RedThere are no prizes for guessing the identity of my favourite redhead, even though our Lizzie’s personality may not have been as dazzling as her locks.  “In her mournful beauty, her natural silence, her frigid apathy, she was like a statue to be warmed into life…” (Jennifer J. Lee)

It’s not the fire, tempestuousness and temper that is expected of a redhead in these parts … a licence for volatility which Jackie Colliss Harvey made good use of, if her childhood stories are the measure.  As she grew older, she discovered other expectations and as she travelled around the world, even more, though sometimes contradictory.  And yet, the common demoninator  always, redheads are different.  It begged the question why …

… one she answers in this history of the natural redhead.  Beginning with the Neanderthals, Harvey traces the voyage of the recessive gene through the human population, which has resulted in this intriguing distribution of red-headedness throughout Europe.
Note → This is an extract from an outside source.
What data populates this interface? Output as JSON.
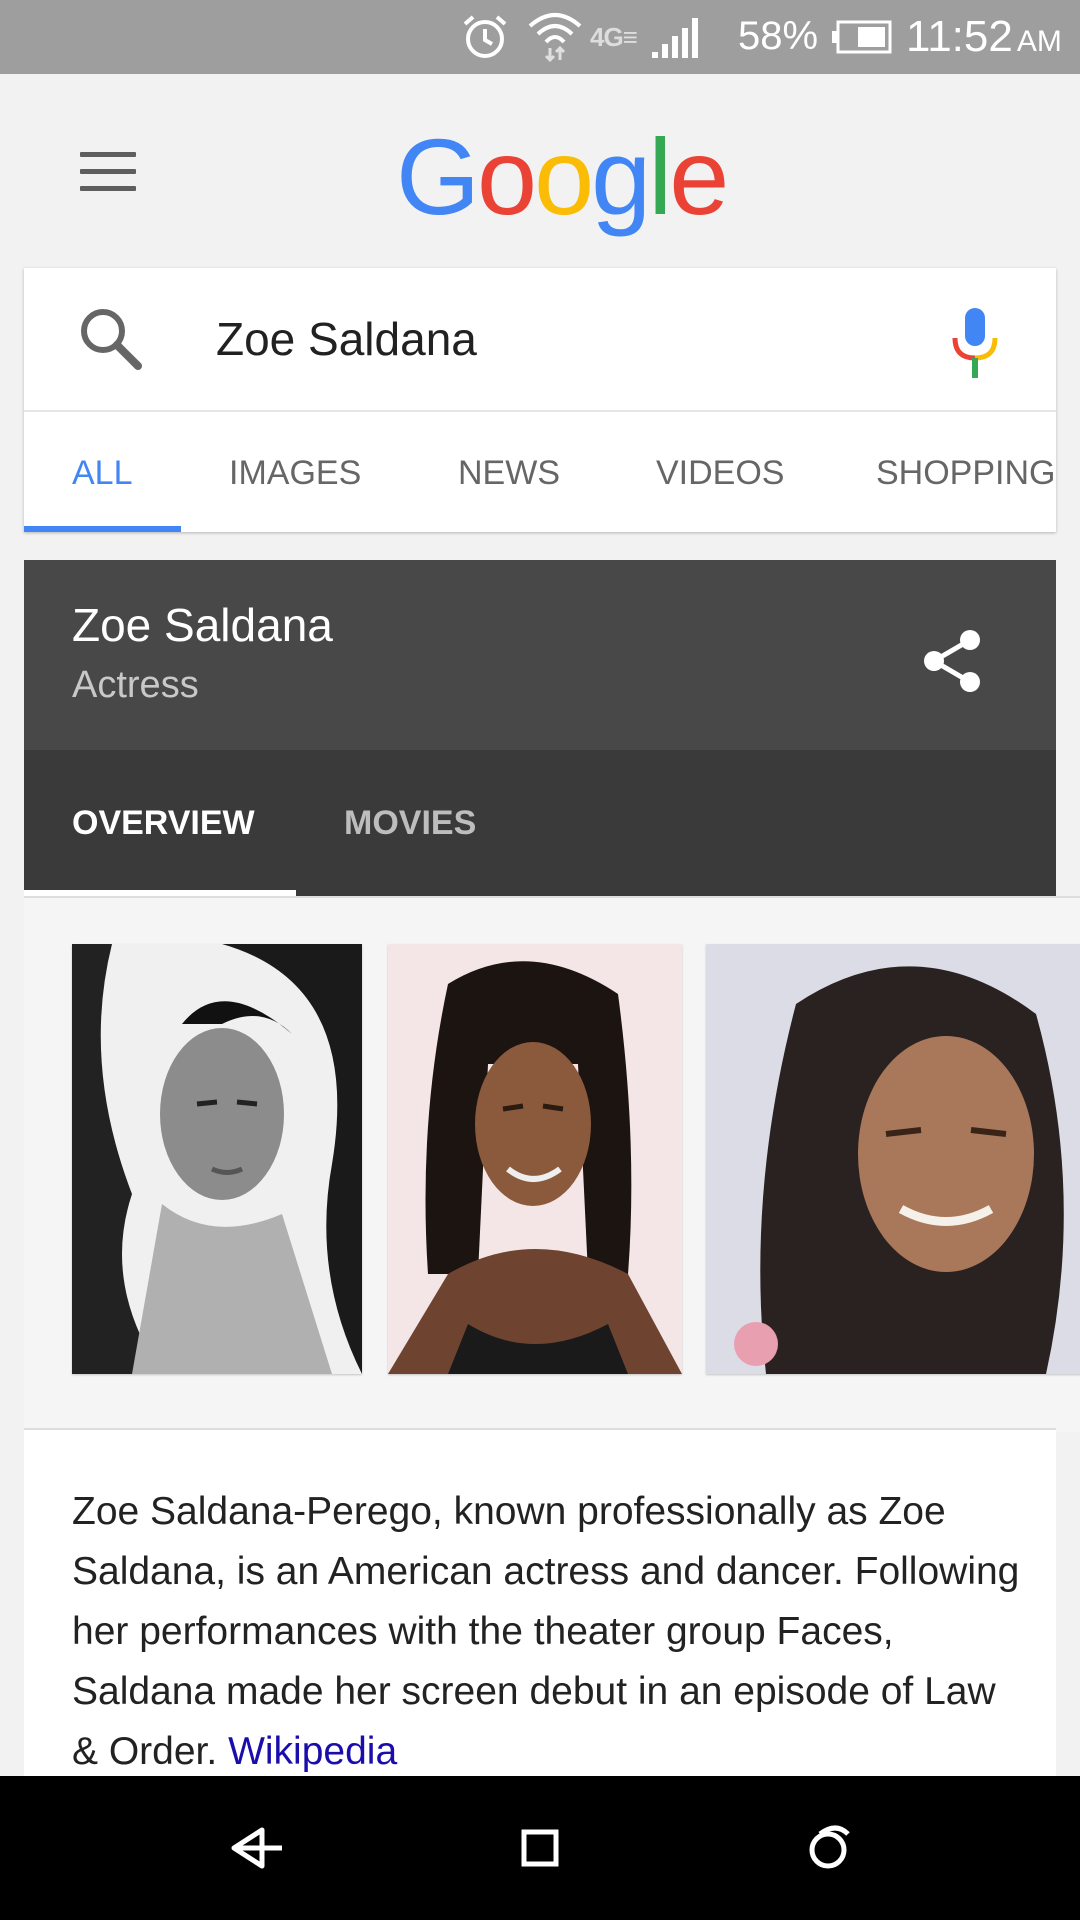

Courtesy of
Courtesy of

What accounts for the high concentration of redheads in Central Asia?  The answer involves Thracian slaves and Alexander the Great and disproves that all redheads must have Irish or Scottish ancestry.
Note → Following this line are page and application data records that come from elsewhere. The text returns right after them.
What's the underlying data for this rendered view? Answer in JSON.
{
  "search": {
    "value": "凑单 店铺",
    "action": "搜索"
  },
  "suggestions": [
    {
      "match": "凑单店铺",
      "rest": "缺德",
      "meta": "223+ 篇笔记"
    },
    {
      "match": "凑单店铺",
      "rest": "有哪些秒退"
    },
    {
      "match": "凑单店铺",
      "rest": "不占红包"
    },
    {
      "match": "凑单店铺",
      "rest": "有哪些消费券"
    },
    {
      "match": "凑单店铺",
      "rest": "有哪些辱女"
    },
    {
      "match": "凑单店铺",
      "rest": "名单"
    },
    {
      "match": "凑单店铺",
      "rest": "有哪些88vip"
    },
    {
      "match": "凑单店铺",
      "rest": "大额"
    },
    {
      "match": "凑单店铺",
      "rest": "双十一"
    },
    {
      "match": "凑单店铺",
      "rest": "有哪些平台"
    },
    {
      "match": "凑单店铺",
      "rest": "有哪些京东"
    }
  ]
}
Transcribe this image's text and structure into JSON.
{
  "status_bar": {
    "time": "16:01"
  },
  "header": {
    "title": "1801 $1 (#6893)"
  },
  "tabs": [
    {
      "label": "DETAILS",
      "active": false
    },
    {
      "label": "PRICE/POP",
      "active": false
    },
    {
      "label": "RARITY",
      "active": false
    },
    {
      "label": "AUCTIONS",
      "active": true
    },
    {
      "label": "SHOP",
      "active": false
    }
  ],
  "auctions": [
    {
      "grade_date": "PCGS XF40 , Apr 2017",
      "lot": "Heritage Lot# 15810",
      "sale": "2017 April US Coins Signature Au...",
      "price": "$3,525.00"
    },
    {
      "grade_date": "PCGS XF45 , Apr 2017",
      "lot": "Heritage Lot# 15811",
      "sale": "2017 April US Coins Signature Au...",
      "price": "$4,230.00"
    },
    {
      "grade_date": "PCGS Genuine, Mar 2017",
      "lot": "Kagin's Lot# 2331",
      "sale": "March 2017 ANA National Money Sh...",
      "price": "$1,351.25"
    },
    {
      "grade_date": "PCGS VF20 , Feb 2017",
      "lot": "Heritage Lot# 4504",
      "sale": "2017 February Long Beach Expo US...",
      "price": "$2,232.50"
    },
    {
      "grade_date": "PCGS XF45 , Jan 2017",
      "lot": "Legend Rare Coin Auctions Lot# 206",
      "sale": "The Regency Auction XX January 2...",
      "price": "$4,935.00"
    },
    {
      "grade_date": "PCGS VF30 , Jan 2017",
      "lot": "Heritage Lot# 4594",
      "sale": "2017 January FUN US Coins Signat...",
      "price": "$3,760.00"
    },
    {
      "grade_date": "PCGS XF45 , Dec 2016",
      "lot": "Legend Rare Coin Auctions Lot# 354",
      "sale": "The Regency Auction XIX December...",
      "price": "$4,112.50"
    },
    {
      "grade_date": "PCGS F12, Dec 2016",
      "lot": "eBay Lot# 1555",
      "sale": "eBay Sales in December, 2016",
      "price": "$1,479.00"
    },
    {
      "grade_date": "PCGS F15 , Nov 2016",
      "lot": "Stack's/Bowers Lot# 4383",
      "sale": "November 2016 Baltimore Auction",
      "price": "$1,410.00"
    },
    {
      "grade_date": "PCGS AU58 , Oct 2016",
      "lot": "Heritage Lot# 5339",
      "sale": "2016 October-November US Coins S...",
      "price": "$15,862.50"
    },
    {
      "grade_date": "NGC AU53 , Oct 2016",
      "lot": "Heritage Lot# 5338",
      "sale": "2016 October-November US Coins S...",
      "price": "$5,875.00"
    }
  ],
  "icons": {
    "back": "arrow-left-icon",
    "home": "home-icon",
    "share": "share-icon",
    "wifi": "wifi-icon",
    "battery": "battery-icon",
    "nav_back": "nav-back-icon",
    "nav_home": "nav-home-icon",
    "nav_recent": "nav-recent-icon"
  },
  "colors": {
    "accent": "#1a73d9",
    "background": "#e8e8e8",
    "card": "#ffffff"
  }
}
Historically the book is fascinating.  I’d never thought of Elizabeth I’s red hair as incontrovertible proof of her royal descent. Never associated redheadedness with anti-semitism, due to the nefarious role of Judas, although many did (which accounts for why Shylock was played wearing a red wig until the C19th.)   I particularly enjoyed the art history section in which Harvey points out the significance and associations of the red-haired subjects.
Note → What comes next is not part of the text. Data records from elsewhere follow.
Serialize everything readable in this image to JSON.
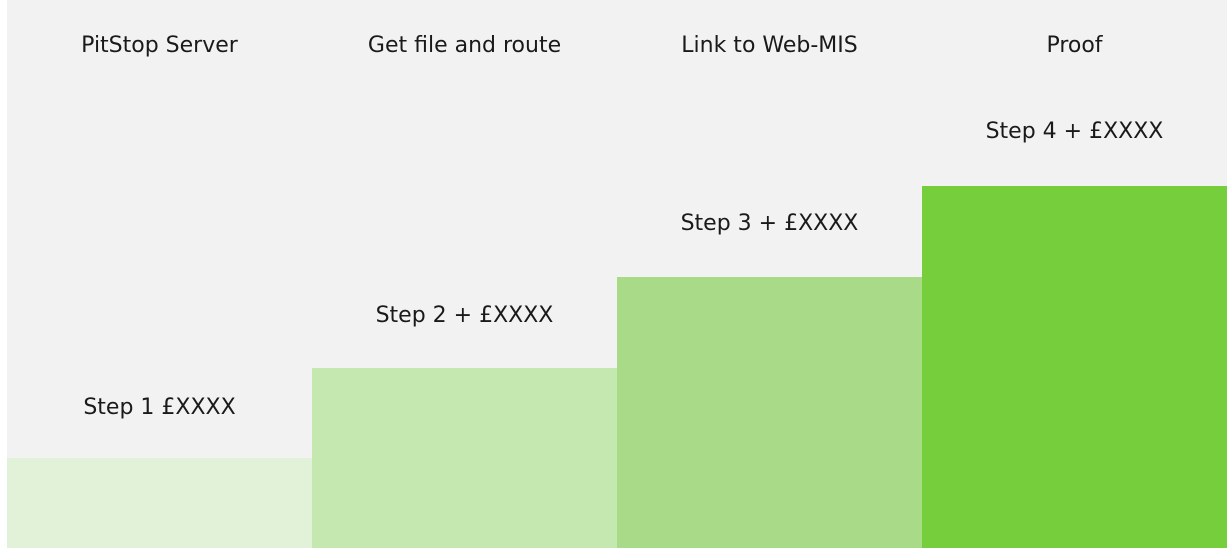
{
  "columns": [
    {
      "header": "PitStop Server",
      "step": "Step 1 £XXXX",
      "color": "#e1f2d8"
    },
    {
      "header": "Get file and route",
      "step": "Step 2 + £XXXX",
      "color": "#c5e7b0"
    },
    {
      "header": "Link to Web-MIS",
      "step": "Step 3 + £XXXX",
      "color": "#a8da87"
    },
    {
      "header": "Proof",
      "step": "Step 4 + £XXXX",
      "color": "#76ce3c"
    }
  ],
  "colors": {
    "background": "#f2f2f2",
    "text": "#1a1a1a"
  }
}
Scientifically too, there are many interesting facts. Redheads avoid the sun for good reason and this behaviour led to accusations of vampirism in the past. A variation in hormonal balance presents a different smell and this, combined with character of the infamous Mary Magdalene, results in a reputation of sexual sizzle.

All of this and more was new to me, a brunette, and I found this definition of “the otherness” of the redhead fascinating.  Harvey has an engaging style, vivid and immersive powers of description.  She lost me though when she turned her text into a political agenda, arguing that the ignorance and intolerance of the past still prevail, that we live in a world that can’t cope with something as small and insignificant as people whose hair is a different color.  It sounds completely hyperbolic to me, but then I live in Scotland, amidst one of the highest concentrations of redheads in the world.